Task data.

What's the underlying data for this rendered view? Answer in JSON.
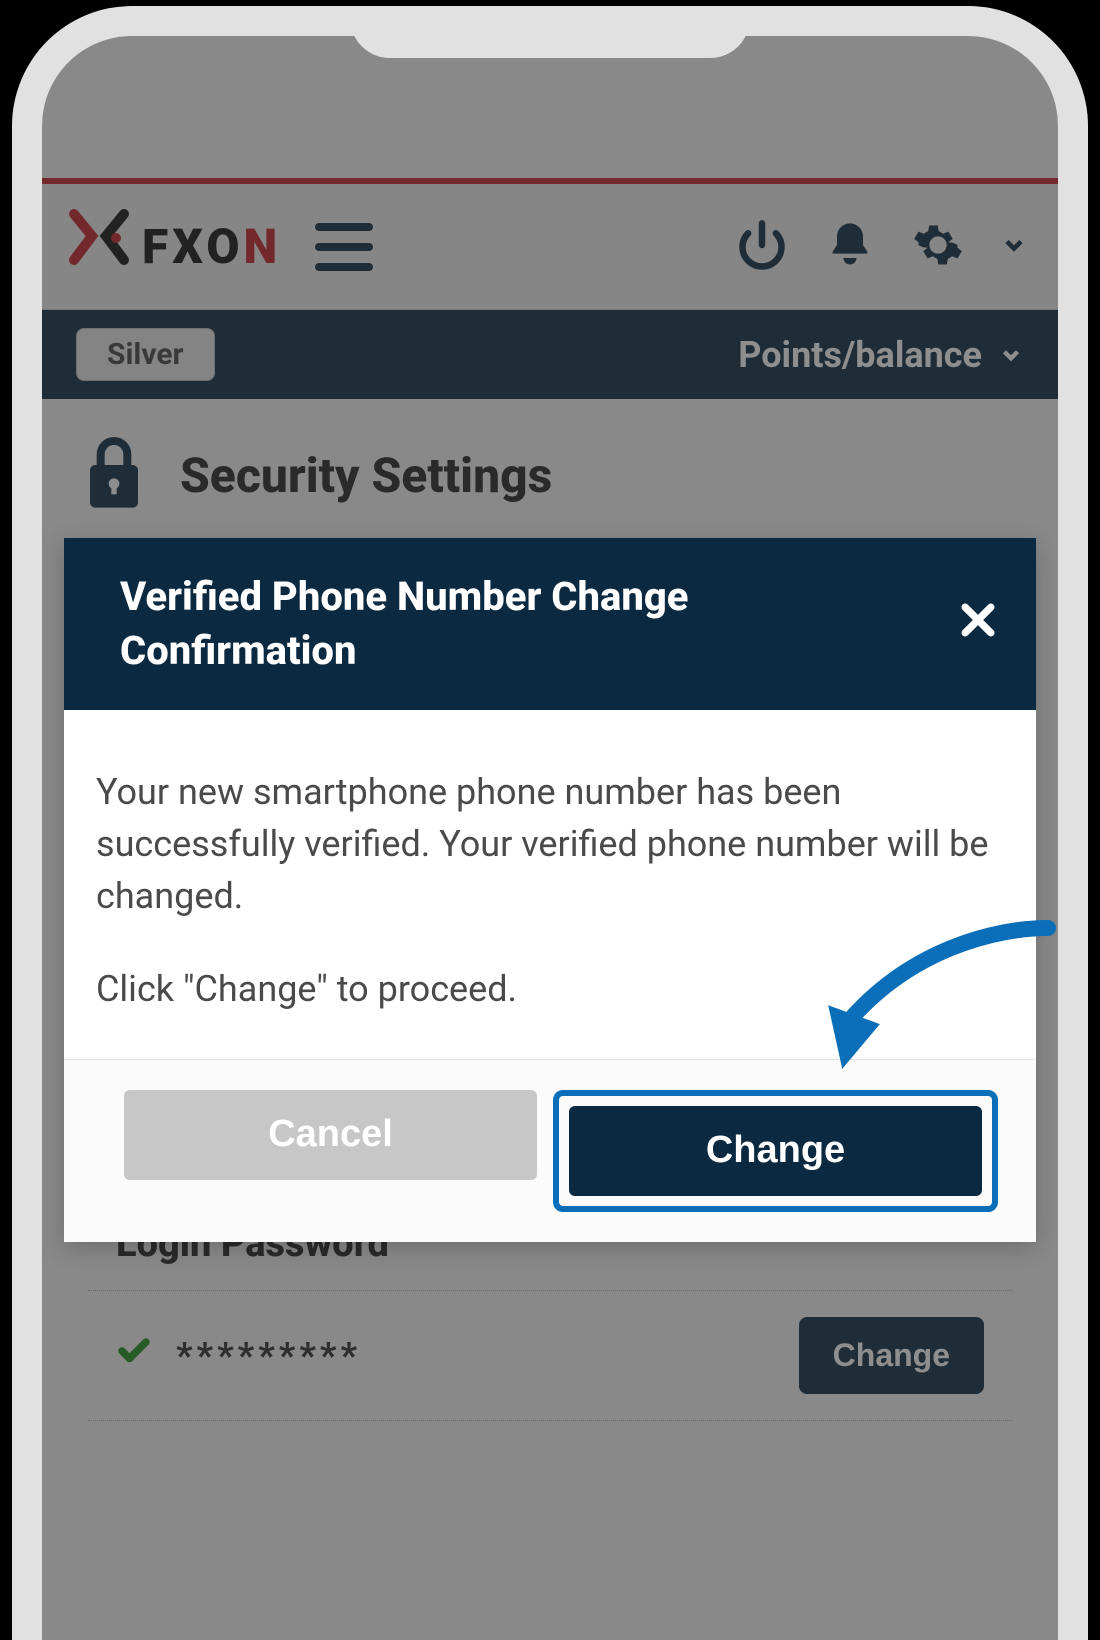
{
  "header": {
    "logo_text": "FXON",
    "power_icon": "power-icon",
    "bell_icon": "bell-icon",
    "gear_icon": "gear-icon"
  },
  "status_bar": {
    "tier_badge": "Silver",
    "points_label": "Points/balance"
  },
  "page": {
    "title": "Security Settings"
  },
  "login_password": {
    "section_label": "Login Password",
    "masked_value": "*********",
    "change_button": "Change"
  },
  "modal": {
    "title": "Verified Phone Number Change Confirmation",
    "body_p1": "Your new smartphone phone number has been successfully verified. Your verified phone number will be changed.",
    "body_p2": "Click \"Change\" to proceed.",
    "cancel_button": "Cancel",
    "change_button": "Change"
  }
}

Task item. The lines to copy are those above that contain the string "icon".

Written response.
    "power_icon": "power-icon",
    "bell_icon": "bell-icon",
    "gear_icon": "gear-icon"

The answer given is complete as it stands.